Over the last couple years, not a month goes by without several people contacting me requesting assistance with unemployment benefits. Constituents desperately seeking jobs tell me there are dozens of applicants for one job. They hear of a job opening in the morning and it’s filled by the end of the day. People need unemployment assistance to pay the rent and put food on the table.
When unemployment benefits run out, the only options I can offer are a few remaining safety net programs. But the budget cuts many of these programs.
People with no computer will find it harder to complete job applications at the local library due to cuts in library dollars. People traveling to job interviews will pay more to register a car. For those who depend on the bus, services will be harder to get because of cuts to public transportation.
Staying healthy will become more difficult for those without a job or health insurance. Big changes are expected in BadgerCare and related health programs. Budget cuts scale back community health centers that provide care to the uninsured.
Parents struggling to provide for their children will have a difficult time tracking down child support from dead-beat former spouses because child enforcement dollars are scaled way back. Cuts to Wisconsin Shares means low income families will find it harder to pay for child care.
Schools hammered by budget cuts will find it harder to fund school breakfast and school milk. Low income families with small children will pay more taxes because of changes to the Earned Income Tax Credit while food assistance is completely eliminated for lawfully present immigrants.
Education is a key to finding a new job. But big cuts to job training at technical colleges means longer waiting lists and fewer slots for retraining. It will cost more to send teenagers to college with increased tuition and frozen financial aid.
As taxpayers, we all want to be sure there is no waste and abuse in public services. But we should not destroy the public safety net in our rush to ferret out waste. As a civilized society we have an obligation to take care of the least among us.
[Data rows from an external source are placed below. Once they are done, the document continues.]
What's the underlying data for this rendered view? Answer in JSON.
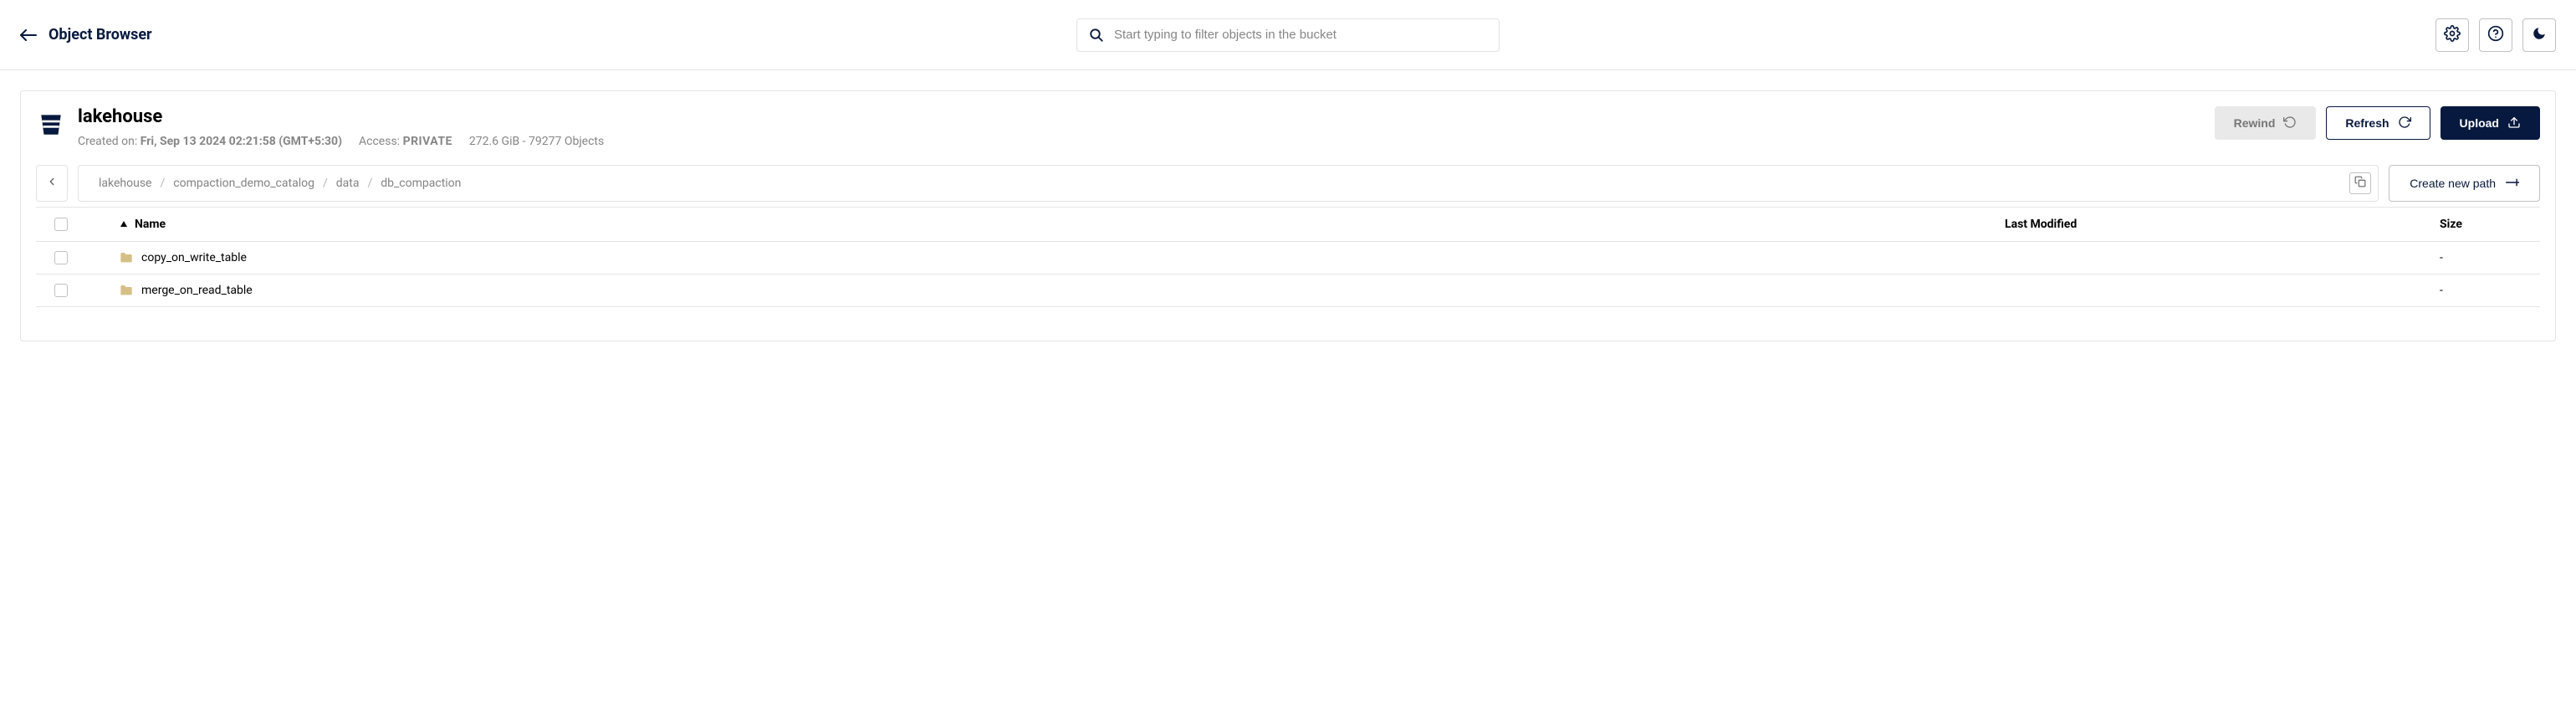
{
  "header": {
    "title": "Object Browser",
    "search_placeholder": "Start typing to filter objects in the bucket"
  },
  "bucket": {
    "name": "lakehouse",
    "created_label": "Created on:",
    "created_value": "Fri, Sep 13 2024 02:21:58 (GMT+5:30)",
    "access_label": "Access:",
    "access_value": "PRIVATE",
    "stats": "272.6 GiB - 79277 Objects"
  },
  "actions": {
    "rewind": "Rewind",
    "refresh": "Refresh",
    "upload": "Upload",
    "create_path": "Create new path"
  },
  "breadcrumbs": [
    "lakehouse",
    "compaction_demo_catalog",
    "data",
    "db_compaction"
  ],
  "columns": {
    "name": "Name",
    "last_modified": "Last Modified",
    "size": "Size"
  },
  "rows": [
    {
      "name": "copy_on_write_table",
      "last_modified": "",
      "size": "-"
    },
    {
      "name": "merge_on_read_table",
      "last_modified": "",
      "size": "-"
    }
  ]
}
Not extending unemployment benefits is part of a pattern of action that hurts those who have the least –
or had one really bad day.